Sport is a big part of New Zealand culture – with many New Zealanders enjoying some form of kicking, throwing, hitting, or chasing a ball. Sports are a great way to keep fit, but some of them can put you at risk of chipping, or even losing, a tooth.
We decided to take a closer look at these sports and single out the worst culprits.
What are some of the most dangerous sports for your teeth?
Basketball is a non-contact sport, so it doesn't seem like a likely offender. However, because there is no oral protection required for this sport, it puts players at great risk of a mouth injury. Just think of all those elbows flying everywhere and how hard the court can be for players who suffer a fall – it's easy to see how basketball can put your teeth at risk.
Between sticks flailing and a ball flying through the air, hockey is a definite risk for teeth.
The bicycle is the piece of sporting equipment most commonly linked to mouth injuries in children, according to the American Dental Association. Bumps in the road and sudden falls can cause some nasty injuries.
- Boxing and martial arts
When someone is throwing punches at your face, oral injuries seem unavoidable. Boxers and participants in martial arts can suffer blows to their mouths, leading to cut cheeks and lips, and potentially damage to their teeth. The good news is that boxers typically wear mouthguards, which protect them from the worst of any impact.
It's no surprise that rugby puts your teeth at risk – but you might be surprised that it is less dangerous than sports such as basketball or cycling. Because parents and players know that rugby is a collision sport, care is taken to make sure mouthguards are used properly. Wearing protective mouth gear can make all the difference.
How can you avoid oral injuries from sports?
When playing any sport that puts your teeth at risk of injury, you should wear a mouthguard. Custom-fitted mouthguards offer the best protection and are the most comfortable to wear. A good mouthguard is resilient, thick in the right places and shouldn't interfere with talking, the New Zealand Dental Association explains.

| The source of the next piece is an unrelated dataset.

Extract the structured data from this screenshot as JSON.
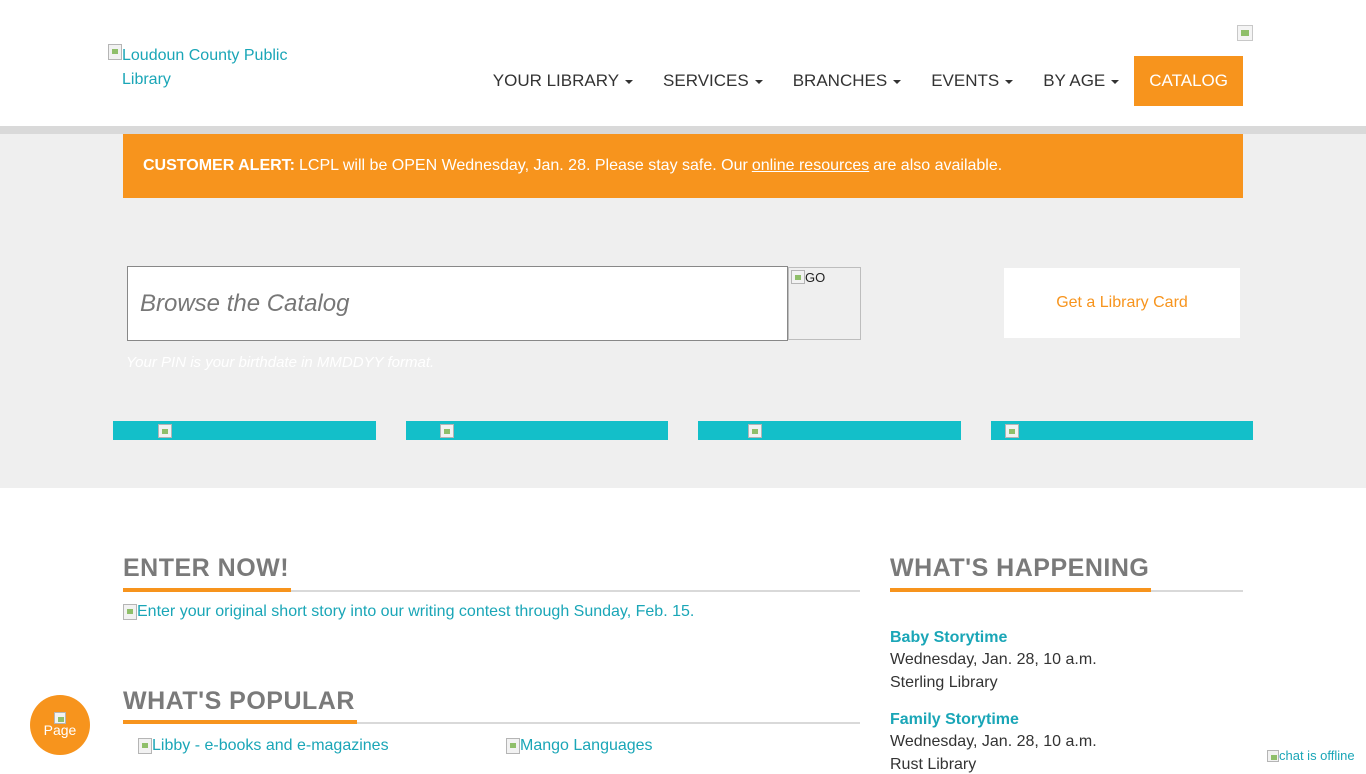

It will protect your teeth and gums, plus help to defend you from concussions.
If you do suffer an injury to your mouth while playing sports, the best thing to do is to make a dentist appointment as soon as possible.